_Your assignment_:
Look through the material below for "this". Copy every line that contains it.

_Given data_:
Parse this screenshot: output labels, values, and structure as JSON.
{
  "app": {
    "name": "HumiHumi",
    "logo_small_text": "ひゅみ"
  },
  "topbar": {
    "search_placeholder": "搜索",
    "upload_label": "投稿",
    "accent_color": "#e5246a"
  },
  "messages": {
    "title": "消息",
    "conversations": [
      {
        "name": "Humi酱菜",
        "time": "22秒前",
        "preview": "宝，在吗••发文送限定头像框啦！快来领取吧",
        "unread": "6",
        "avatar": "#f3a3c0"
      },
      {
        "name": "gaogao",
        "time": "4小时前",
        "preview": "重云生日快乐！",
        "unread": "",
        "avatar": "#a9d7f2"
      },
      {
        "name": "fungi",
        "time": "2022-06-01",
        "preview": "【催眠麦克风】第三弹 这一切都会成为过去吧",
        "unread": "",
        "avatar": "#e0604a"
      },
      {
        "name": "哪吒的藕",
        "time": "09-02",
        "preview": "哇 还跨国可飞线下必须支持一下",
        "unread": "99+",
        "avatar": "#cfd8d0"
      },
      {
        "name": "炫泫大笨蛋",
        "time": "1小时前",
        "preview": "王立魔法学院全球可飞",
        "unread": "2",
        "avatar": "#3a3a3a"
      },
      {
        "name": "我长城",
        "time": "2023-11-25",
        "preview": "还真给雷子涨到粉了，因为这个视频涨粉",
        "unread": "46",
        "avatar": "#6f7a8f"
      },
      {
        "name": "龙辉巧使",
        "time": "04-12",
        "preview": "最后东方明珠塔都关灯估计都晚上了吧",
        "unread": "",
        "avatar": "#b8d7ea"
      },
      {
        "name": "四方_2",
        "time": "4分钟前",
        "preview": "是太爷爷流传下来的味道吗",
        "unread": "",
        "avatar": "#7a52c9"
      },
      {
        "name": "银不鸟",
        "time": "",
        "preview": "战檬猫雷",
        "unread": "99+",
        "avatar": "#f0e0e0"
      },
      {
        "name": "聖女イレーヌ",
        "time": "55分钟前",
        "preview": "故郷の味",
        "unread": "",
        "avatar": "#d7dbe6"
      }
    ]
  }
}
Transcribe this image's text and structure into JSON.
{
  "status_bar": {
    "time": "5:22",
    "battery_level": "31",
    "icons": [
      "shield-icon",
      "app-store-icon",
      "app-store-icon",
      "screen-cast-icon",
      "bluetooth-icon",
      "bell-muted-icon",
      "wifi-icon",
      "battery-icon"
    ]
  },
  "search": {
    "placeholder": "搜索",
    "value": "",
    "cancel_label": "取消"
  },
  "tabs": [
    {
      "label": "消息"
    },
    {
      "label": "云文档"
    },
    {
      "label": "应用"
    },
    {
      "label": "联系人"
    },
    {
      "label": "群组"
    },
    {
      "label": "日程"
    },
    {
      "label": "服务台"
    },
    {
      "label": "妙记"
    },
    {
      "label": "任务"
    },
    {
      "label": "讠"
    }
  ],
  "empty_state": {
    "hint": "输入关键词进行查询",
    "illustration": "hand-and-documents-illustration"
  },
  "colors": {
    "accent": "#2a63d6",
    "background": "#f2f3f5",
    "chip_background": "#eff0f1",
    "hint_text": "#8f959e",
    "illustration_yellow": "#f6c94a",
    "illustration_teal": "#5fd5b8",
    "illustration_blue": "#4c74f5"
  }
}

_Written answer_:
Parse this screenshot: output labels, values, and structure as JSON.
Transcribe this image's text and structure into JSON.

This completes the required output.